Brazil: Amazon road blocked to press demarcation

Members of the Gavião, Gamella, Krenyê and Tremembé indigenous peoples on Nov. 22 blocked the main road through São Luís, capital of Brazil's Maranhão state, to press demands for long-delayed demarcation of their ancestral lands. The action, which halted traffic on the artery for several hours, came as some 100 indigenous activists had been camping for three weeks outside the São Luís headquarters of the National Institute for Colonization and Agrarian Reform (INCRA), which also houses the office of the National Indian Foundation (FUNAI). Last week, FUNAI announced creation of a working group to demarcate many of the lands in question, but protesters are keeping up the pressure, and also demanding social services for their villages, such as healthcare and education. Quilombola (Afro-Brazilian) community leaders are participating in the indigenous encampment in solidarity.

The protest campaign was launched following repeated invasions of indigenous lands by illegal loggers over the past months, and mounting attacks on the indigenous communities. In a June attack on the Akroá-Gamella community, several were wounded and two had ther hands severed by machete blows. The church-linked Pastoral Land Commission maintains that Maranhão had Brazil's second highest toll of assassinations of social leaders in 2016, with a total of 12 recorded out of 56 nationwide. Rondônia was in fist place with 17. Among the most notorious of the Maranhão cases was the March 31, 2016 assassination of Quilombola leader Zé Sapo.
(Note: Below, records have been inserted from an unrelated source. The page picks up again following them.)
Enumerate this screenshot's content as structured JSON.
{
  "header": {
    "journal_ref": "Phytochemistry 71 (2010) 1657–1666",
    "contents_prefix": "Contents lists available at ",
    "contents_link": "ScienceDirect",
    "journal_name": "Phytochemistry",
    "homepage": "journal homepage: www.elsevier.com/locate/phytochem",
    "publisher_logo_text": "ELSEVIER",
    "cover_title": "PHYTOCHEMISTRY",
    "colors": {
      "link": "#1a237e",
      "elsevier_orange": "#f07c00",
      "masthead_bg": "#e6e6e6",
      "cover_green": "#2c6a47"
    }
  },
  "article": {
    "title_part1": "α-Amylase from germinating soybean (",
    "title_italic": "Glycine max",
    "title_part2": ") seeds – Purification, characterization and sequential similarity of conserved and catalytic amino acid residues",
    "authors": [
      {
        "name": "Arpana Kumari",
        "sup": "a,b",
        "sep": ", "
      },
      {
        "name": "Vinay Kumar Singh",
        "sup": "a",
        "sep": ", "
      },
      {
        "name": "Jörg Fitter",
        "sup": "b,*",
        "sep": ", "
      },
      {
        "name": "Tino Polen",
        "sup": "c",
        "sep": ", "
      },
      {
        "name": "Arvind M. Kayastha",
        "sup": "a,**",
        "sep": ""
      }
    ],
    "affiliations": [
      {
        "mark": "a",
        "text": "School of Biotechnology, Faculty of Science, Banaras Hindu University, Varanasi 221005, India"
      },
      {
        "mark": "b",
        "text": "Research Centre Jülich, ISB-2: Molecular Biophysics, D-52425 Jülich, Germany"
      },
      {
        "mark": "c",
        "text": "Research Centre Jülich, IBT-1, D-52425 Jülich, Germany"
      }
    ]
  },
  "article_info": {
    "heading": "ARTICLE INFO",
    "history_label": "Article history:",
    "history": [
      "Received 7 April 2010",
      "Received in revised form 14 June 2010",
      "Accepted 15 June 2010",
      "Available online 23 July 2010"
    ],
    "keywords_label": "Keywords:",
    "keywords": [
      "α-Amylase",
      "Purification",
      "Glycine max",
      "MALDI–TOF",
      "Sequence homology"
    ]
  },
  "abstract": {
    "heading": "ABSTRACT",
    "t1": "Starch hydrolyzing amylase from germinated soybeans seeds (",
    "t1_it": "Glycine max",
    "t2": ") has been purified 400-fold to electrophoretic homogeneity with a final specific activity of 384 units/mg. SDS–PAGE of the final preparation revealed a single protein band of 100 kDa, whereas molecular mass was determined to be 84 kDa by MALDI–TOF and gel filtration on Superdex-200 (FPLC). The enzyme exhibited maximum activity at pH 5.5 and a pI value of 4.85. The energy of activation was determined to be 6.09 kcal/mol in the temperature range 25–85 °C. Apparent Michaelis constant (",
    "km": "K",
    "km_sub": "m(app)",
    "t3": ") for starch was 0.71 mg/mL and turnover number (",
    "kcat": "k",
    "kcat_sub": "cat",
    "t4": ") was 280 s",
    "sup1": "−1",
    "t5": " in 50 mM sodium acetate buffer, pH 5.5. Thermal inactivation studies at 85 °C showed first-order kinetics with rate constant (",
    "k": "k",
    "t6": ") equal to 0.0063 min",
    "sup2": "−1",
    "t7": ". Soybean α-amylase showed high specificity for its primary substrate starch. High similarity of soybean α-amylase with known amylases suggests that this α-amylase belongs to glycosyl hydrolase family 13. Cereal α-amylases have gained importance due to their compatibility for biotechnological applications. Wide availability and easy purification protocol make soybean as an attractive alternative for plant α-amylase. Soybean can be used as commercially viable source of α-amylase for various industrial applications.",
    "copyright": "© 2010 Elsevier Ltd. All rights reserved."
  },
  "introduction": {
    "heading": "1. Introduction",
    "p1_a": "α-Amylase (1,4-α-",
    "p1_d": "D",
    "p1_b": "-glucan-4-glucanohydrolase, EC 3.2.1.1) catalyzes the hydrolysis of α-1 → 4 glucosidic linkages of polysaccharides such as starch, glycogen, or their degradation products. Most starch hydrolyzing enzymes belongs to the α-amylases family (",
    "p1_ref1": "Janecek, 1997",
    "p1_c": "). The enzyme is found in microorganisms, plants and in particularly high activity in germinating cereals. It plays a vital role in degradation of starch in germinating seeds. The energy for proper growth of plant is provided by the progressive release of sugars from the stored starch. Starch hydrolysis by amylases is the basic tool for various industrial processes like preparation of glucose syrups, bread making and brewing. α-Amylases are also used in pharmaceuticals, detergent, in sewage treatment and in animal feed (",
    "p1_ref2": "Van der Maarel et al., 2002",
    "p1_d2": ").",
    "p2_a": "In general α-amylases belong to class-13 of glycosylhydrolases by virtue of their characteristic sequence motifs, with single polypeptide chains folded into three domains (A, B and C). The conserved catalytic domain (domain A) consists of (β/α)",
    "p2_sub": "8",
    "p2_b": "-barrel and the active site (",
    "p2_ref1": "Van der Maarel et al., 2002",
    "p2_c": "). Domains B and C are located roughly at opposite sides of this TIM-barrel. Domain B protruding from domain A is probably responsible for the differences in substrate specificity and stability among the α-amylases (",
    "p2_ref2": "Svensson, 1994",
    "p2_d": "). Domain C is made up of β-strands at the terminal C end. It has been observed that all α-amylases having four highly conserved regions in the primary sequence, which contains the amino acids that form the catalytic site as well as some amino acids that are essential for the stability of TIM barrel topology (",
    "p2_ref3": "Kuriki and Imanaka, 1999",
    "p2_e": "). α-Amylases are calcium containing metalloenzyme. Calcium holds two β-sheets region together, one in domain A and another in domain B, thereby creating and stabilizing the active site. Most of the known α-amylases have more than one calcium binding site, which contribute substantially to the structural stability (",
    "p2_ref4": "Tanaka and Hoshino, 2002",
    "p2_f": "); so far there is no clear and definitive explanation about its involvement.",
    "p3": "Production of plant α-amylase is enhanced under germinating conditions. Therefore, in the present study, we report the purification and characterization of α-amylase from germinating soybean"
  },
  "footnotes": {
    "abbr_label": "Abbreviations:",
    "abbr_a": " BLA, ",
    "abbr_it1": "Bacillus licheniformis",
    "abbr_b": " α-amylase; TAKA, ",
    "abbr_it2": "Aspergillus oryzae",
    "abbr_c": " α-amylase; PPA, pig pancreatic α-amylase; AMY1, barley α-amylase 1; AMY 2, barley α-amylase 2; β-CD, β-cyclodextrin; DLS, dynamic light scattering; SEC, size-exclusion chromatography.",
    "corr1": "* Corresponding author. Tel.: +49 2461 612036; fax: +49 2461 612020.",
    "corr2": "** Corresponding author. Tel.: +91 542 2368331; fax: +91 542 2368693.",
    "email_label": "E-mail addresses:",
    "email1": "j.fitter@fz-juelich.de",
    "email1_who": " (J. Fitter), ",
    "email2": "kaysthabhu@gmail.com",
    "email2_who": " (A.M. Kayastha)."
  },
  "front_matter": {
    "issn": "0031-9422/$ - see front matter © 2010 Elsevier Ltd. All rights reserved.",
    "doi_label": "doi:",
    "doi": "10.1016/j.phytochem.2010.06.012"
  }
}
This was shortly followed by a wave of six slayings at the state's Guajajara indigenous communities. (Globo, Nov. 22; CIMI, Nov. 6; Justificando, June 2; CIMI, March 9)

The international rights group Global Witness put the total of assassinated social leaders in Brazil in 2016 at 49—marking the second year in a row that Brazil was in the top slot on its annual list of the world's most dangerous countries for environmental advocates. The 2015 Global Witness figure for Brazil was 29.